soviet pipeline explosion

The cyberattack we have chosen to showcase in The Sentryo Files today was most likely carried out by the CIA to stop the KGB from stealing technology in the early 1980s.

The CIA steals software and causes a Soviet pipeline to explode

Cyberattacks on industrial control systems are not entirely characteristic of modern day: in 1982 a Trojan horse embedded in the operating systems of gas supply infrastructure most likely caused a Soviet pipeline explosion.

Soviet pipeline explosion: a cyberattack worthy of a spy blockbuster

And the tables are turned… At the end of the Cold War, “Farewell”, a Russian agent working for the technical intelligence directorate and the CIA revealed to the Pentagon that Soviet theft of technology was massive. To put an end to these practices and contribute to the fall of the Soviet Union, the CIA allegedly stole sensitive software and embedded in it a Trojan horse.

When the KGB ‘recovered’ the stolen software, a Trojan horse was automatically installed in the pipeline control system. Excessive pressure was created which eventually caused the pipeline to explode.

Unclear circumstances
The facts behind the incident were never confirmed. Thanks to former special assistant to President Ronald Reagan Thomas C. Reed’s book, as well as American national security advisor Richard Allen’s account, we now know a little bit more about this cyberattack and the Deception Program aimed to discredit Soviet technology.

The story of “Farewell” was adapted to cinema in 2009 with the French film Farewell (L’Affaire Farewell) starring Émir Kusturica and Guillaume Canet.

Security flaws hidden deep within software programs

Although disputed, this cyber incident highlights the importance of being wary of imported software that can hide backdoors and malicious programs. Vectors of intrusion into IT systems, they can cause serious material damage, especially if they are used against critical infrastructures.

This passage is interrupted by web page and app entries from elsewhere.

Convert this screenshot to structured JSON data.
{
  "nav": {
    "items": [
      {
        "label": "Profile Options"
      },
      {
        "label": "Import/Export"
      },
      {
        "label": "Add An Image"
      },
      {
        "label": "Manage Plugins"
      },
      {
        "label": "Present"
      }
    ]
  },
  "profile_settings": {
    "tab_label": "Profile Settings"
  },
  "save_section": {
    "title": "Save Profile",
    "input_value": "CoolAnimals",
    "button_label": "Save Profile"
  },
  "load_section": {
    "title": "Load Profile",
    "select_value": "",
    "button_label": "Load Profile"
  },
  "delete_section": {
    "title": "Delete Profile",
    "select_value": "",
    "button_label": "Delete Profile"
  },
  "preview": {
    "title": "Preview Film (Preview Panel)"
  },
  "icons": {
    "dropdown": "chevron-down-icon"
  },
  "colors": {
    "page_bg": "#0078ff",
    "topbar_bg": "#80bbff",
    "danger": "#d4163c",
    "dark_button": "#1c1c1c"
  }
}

To arm yourself against these attacks, you need to implement protection measures for your industrial systems:

  • Running an audit on the source code of software used to control critical infrastructures allows you to ensure it is free of security flaws and malicious programs.
  • Installing security mechanisms on servers kept separate from the IT system guarantees the integrity of networks and the effectiveness of security procedures.

Whether on a strategic or financial level, this type of incident reveals the importance for countries and heads of industrial infrastructures alike to protect themselves against industrial cybersabotage. It is essential to secure strategic industrial systems by protecting them against malicious programs.

Want to dig deeper?
This is not the first time we have talked about a pipeline explosion in The Sentryo Files: find out more about the attack on the BTC pipeline in 2008

Sources: reports drafted by the SCADA work group of the French Information Security Club (Clusif) in 2017.